Apocalypse? with Rev. Louis Tillman, pt. 2

Rev. Louis Tillman is an outstanding young leader in America today. He currently pastors the oldest African American Lutheran Church in North America and serves all over the mid-Atlantic as pastor, military chaplain, counselor and medical relief provider. In this episode we discuss how his 30+ community garden projects have been transformative both in and out of the church.

Ideas discussed
  • How has community gardening been transformative?
  • Tell us about working with recently-released incarcerated people

Key quotes
(On ecojustice)... These issues affect us more than other people.

It took a while for church folk to get the therapeutic value of gardening.

They wanted to build fences.

You want to have the trust of your community.

Whatever the penitentiary wants to say, whatever the legal system wants to say, whatever society wants to say, we are still strong, beautiful and gifted children of God, who happen to be Black.
The gardens gave them a deeper feeling, a deeper presence of God.

But, yes -- it's definitely therapeutic. These are just individuals who wanted to contribute to God's creation. They learned skills and the effects of those skills and they were able to see what God could do, and has done, in their lives.

(The church) realized, "this isn't for us, this is for a greater purpose: the common good." 

What does it mean to be a steward? 

Success is doing it for a greater purpose. 
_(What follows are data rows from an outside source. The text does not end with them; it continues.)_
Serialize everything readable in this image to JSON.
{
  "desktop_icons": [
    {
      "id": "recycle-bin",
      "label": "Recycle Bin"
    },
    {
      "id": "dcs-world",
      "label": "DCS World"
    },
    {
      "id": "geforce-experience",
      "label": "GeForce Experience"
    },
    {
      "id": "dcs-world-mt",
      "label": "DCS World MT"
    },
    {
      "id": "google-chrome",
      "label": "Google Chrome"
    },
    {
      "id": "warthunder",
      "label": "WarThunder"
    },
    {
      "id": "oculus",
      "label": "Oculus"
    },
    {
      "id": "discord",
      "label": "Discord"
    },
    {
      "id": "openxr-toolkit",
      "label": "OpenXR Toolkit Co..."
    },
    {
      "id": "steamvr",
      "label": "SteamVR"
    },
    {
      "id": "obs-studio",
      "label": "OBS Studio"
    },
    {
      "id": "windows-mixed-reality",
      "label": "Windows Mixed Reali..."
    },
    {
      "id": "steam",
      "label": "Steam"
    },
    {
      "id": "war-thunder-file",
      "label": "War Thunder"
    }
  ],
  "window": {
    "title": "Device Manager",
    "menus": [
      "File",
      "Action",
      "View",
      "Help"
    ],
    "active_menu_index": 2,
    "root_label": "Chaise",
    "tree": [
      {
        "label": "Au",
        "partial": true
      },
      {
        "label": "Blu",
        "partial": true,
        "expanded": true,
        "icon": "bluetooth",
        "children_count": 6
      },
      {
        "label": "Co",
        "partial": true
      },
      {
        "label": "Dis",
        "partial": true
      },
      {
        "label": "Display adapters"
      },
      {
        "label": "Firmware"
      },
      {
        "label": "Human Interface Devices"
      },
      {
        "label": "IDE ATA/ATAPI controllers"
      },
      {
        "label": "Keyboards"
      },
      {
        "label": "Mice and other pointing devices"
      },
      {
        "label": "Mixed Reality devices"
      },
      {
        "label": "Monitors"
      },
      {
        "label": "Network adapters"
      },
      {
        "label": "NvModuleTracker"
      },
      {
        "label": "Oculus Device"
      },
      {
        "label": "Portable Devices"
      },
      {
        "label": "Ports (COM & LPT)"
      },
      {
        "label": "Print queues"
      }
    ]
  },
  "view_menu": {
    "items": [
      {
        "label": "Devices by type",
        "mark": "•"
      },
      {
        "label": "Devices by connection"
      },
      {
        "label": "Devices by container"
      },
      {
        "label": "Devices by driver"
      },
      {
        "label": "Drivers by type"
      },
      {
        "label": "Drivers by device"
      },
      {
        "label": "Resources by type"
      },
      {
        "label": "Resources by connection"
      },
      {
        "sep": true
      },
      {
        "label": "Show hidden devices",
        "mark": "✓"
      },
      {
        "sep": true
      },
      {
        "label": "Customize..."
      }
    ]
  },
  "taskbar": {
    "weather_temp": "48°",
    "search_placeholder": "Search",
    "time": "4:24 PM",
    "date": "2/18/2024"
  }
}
This episode is hosted by Chris Searles, exec. editor, AllCreation.org.
Listen to part 1:
@BioIntegrity Partnerships